click image to zoomHospitality gurus, like Eric Fisher, create unforgettable experiences for each and every guest. For more than 15 years, SALON TODAY has been educating its community about The Experience Economy, a theory and book by B. Joseph Pine and James H. Gilmore who argue that businesses must orchestrate memorable events for their customers, and that memory or experience itself becomes the product that’s being sold. Further, they believe advanced businesses who deliver experiences, can charge for the value of the ‘transformation’ that an experience offers.
While many salon and spa owners have found that clients are more willing to spend their money on professional services and products post-recession, they’ve also noticed a subtle shift in power. Today’s clients are constantly calculating the personal value they receive and constantly deciding if they will pledge loyalty to a brand.
For those salons and spas who’ve mastered delivering a valuable experience each and every time, price seems to be somewhat irrelevant. But is it possible to make your prices irrelevant? “Absolutely!” says John DiJulius, owner of the John Robert’s Spas in greater Cleveland, Ohio, area and a customer-service consultant who’s authored Secret Service and What’s the Secret?
“Otherwise how have companies like Starbucks, Apple and Nordstrom dominated their markets when they charge premium prices? Most of us have a few businesses that we are loyal to because of something that they repeatedly do for us, something they give us that we can’t get elsewhere or a certain way they make us feel. We have no idea what their competitors charge, nor do we care.”
According to DiJulius, being price irrelevant doesn’t mean you can raise your prices significantly and not lose some clients--it means that when you deliver an experience, fewer of your clients will be price shopping your services. “Where would you rather compete, in the price wars or in the experience wars?” he asks. “I’d rather compete in the experience wars where there is less competition. I’ve found that many times when customers complain about price, it doesn’t mean they aren’t willing to pay for something, it’s because the experience didn’t warrant the price.”

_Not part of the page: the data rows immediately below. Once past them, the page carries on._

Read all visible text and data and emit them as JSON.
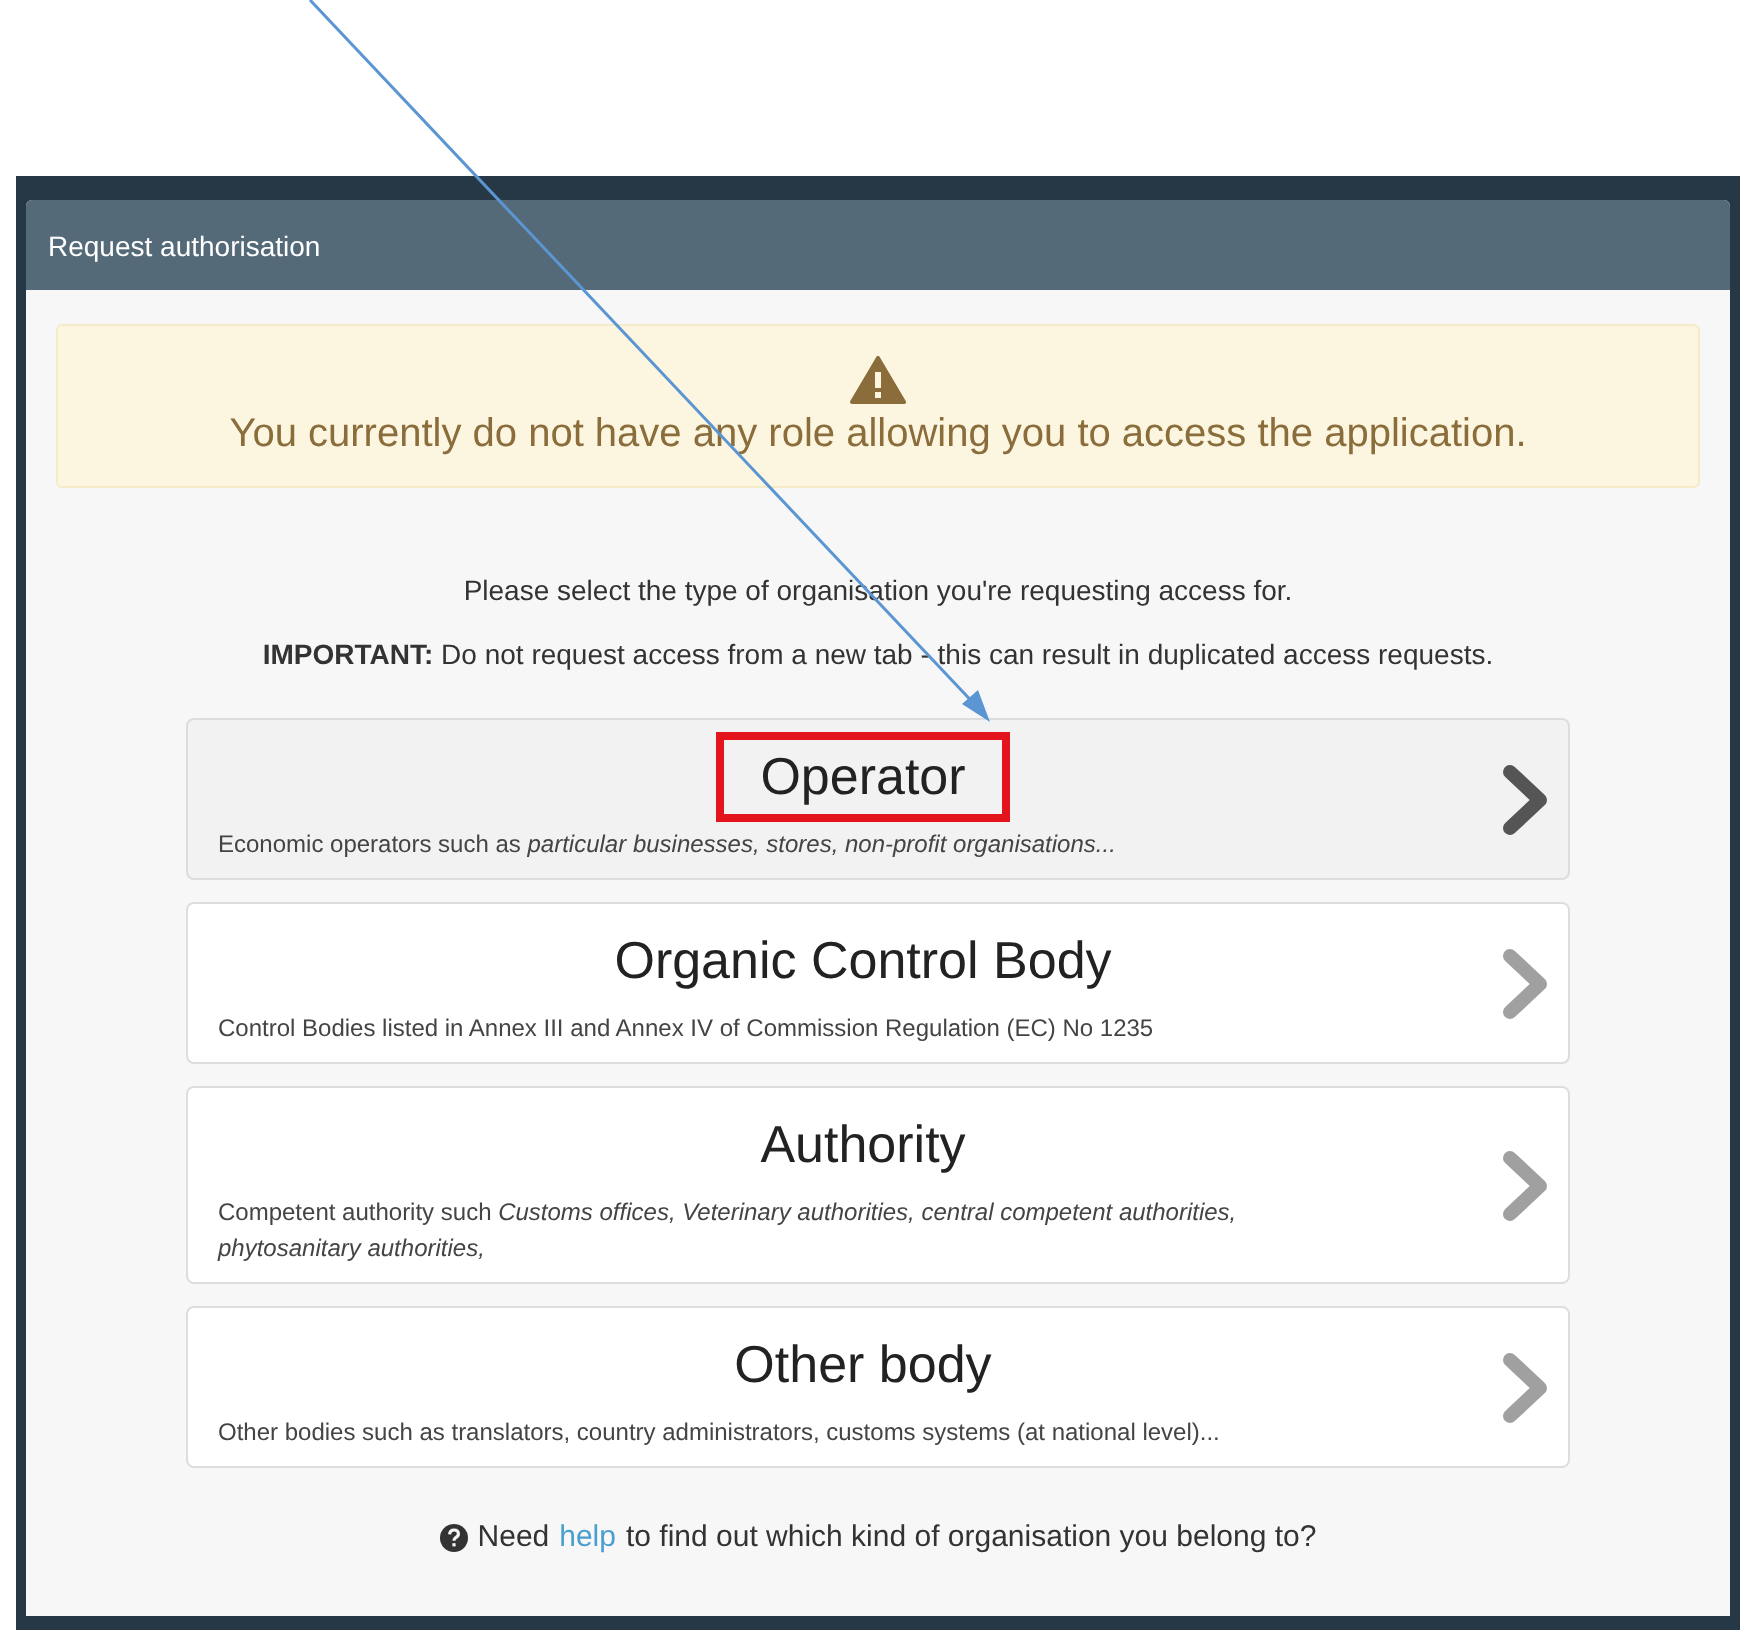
{
  "panel": {
    "title": "Request authorisation"
  },
  "alert": {
    "message": "You currently do not have any role allowing you to access the application."
  },
  "intro": "Please select the type of organisation you're requesting access for.",
  "important": "**IMPORTANT:** Do not request access from a new tab - this can result in duplicated access requests.",
  "options": [
    {
      "title": "Operator",
      "description": "Economic operators such as *particular businesses, stores, non-profit organisations...*",
      "selected": true,
      "highlighted": true
    },
    {
      "title": "Organic Control Body",
      "description": "Control Bodies listed in Annex III and Annex IV of Commission Regulation (EC) No 1235",
      "selected": false,
      "highlighted": false
    },
    {
      "title": "Authority",
      "description": "Competent authority such *Customs offices, Veterinary authorities, central competent authorities, phytosanitary authorities,*",
      "selected": false,
      "highlighted": false
    },
    {
      "title": "Other body",
      "description": "Other bodies such as translators, country administrators, customs systems (at national level)...",
      "selected": false,
      "highlighted": false
    }
  ],
  "help": {
    "before": "Need",
    "link": "help",
    "after": "to find out which kind of organisation you belong to?"
  },
  "annotation": {
    "arrow": true
  }
}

Are you worth it?
To illustrate his point, DiJulius shared a story from John Robert’s Spa in his weekly blog. “We had a client upset about a haircut she paid $45 for because she didn’t feel it was worth it. To make things right, I gave her money back plus a complimentary gift certificate to visit one of our senior level stylists who charges $85,” he says. “Three years later that client is still coming in to see the higher-level stylist who now is charging $100. At $45 she felt she was overpaying, but she has no problem shelling out $100 every six weeks. It wasn’t the price she was upset about, it was the total experience. In fact 85 percent of consumers report they’d pay up to 25 percent more to ensure a superior experience.”